Like of a lot of Newcastle fans of my generation, the Gallowgate End is where the St. James’ Park experience began for me. Back in the 1980s, being the only large section of terracing left in the ground, the Gallowgate was by far the noisiest and the most exciting part.

Hence it was the only place to be! Although there were actually four sections on the old terrace, the most popular two were ‘The Scoreboard’ and ‘The Corner’.

My section was always The Corner, which radiated upwards and outwards from its fulcrum of the south east corner flag, with the Strawberry pub immediately opposite its old brick turnstiles on Strawberry Place, it was invariably the place where the most drunken fans would congregate.

Argy bargy was always on the cards; sometimes good-natured, with the occupants of the rival ‘Scoreboard’ section the target of taunts – especially in winter if there was snow on the ground, in which case manic snowball fights would ensue.

Other times, the trouble could be more sinister and it would be the police and/or opposition players that bore the brunt. This could be both humorous and menacing – often at the same time – an example of which was a game against Spurs in the late eighties in which Paul Gascoigne and Chrissy Waddle were both the target of missiles thrown from the Corner – in Gazza’s case it was Mars Bars, while Waddle was narrowly missed by a large chunk of concrete!

After five or six seasons on the Gallowgate, I began a tour of the ground that included a season at the Leazes End, a handful of games in the Milburn Paddock and one year with a season ticket in the ‘Mental Benches’ in front of the East Stand.

The benches were fun, as it was taken as read that the job of their occupants was to deliver a constant stream of vitriol towards any passing opponent, as well as the linesman on that side, however none of these places were ever as good as the Gallowgate.

Quite appropriately, I spent the last season of the old Gallowgate End (1993/94) standing on the already stricken terrace. After it was completely demolished, I moved a few feet up into the sky, where I still remain, in row PP of the ‘new’ Gallowgate stand, aka… ‘The Scoreboard’.

  • wayne corby

    good story mate, happy days!!

  • John Bell

    Happy days indeed.
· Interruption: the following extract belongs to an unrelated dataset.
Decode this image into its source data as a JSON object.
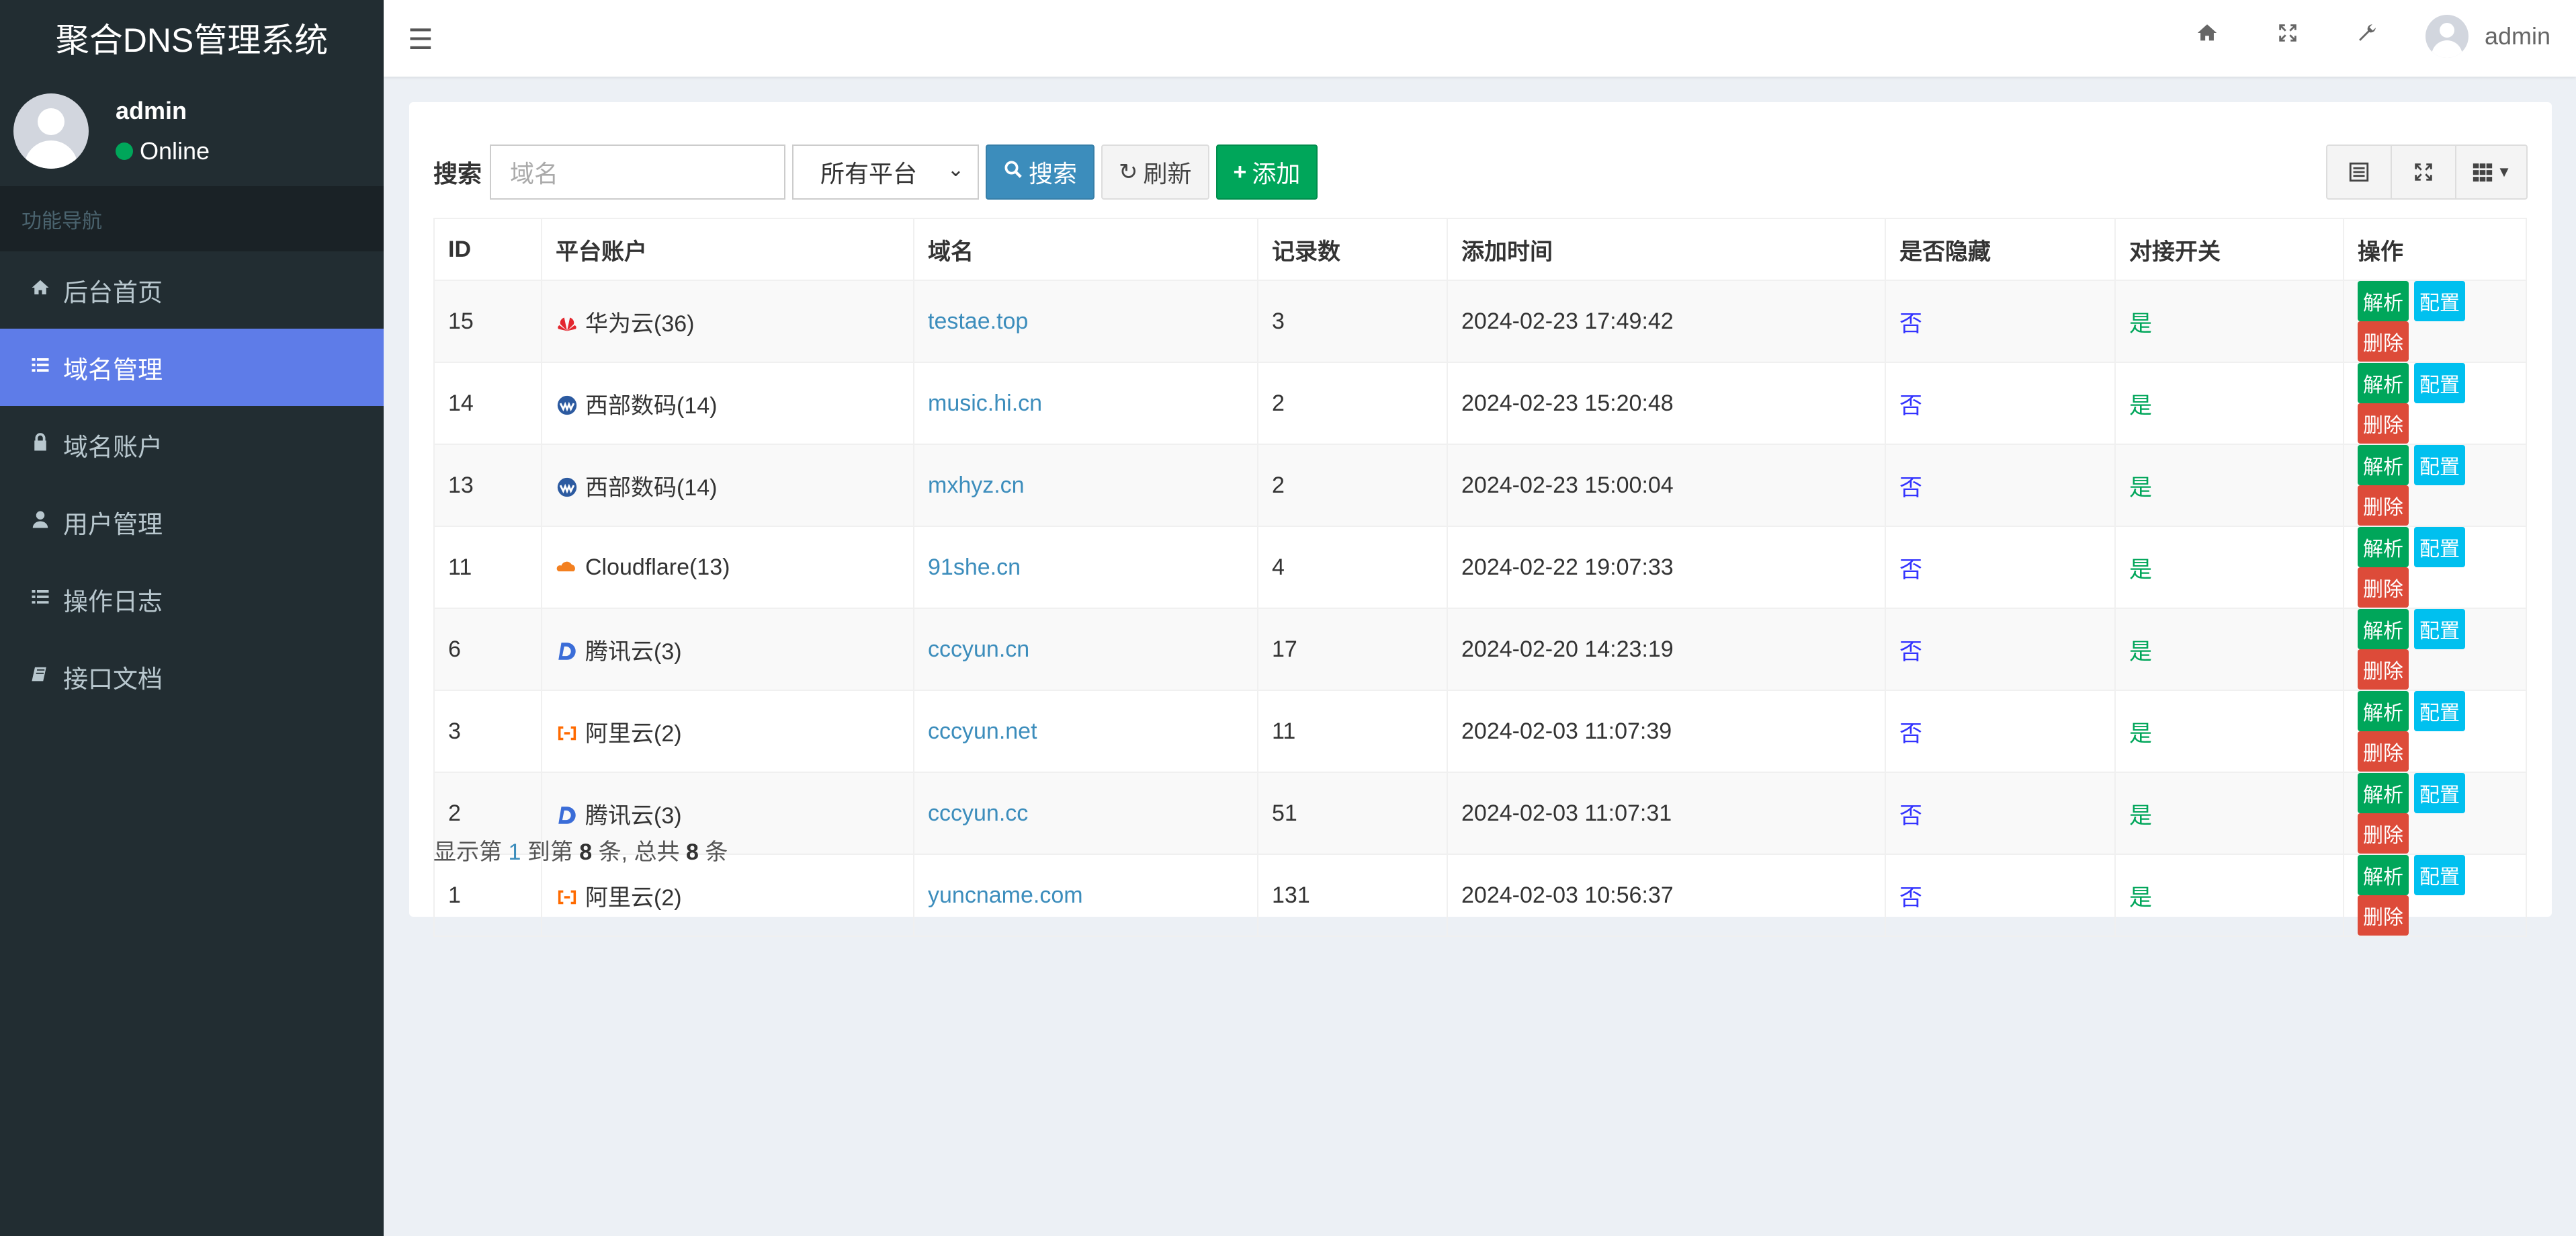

I remember the Gallowgate End primarily for the Rangers 2-0 game in the semis of thr Fairs Cup when the Rangers fans (housed in the Gallowgate) ‘rained’ empty brown ale bottles onto the pitch in an attempt to get the game abandoned – even hitting their own goalie who was taking refuge in his net.
    My mate’s dad also remembers the Fairs Cup final when he was up near the Gallowgate 10 minute flag (remember that?) but was facing the Strawberry for most of the game and missed all of the goals because of the crush – ah, happy days indeed!

  • DaveGreen

    I’m obviously older than you, Pete, cos I still insist that the Leazes is our true home end. Critical, sometimes bad tempered, but when it roared it made your spine tingle. Frank McLintock, captain of Arsenal’s early 70s double winning team, said it sent a chill down his spine. There are two reasons I’m glad I’m in my fifties. I can remember the moon landings, and I stood on the Leazes!

  • Davidnufc66

    Must be roughly the same age as me.

    Can you remember darren from the scoreboard. Nutter who started nearly every song going. Killed in London by wigan rugby fans I heard

  • spence666

    happy days,mate…was always a scoreboarder as a kid…giving the oppositions goalie dogs abuse….looking around and thinking how packed the place was when we had crowds of 23,000…it may just be me yearning for the old days, but the atmosphere seemed better back then..

  • Peterelittle

    Darren Heslop he was called was killed after we played away at Wimbledon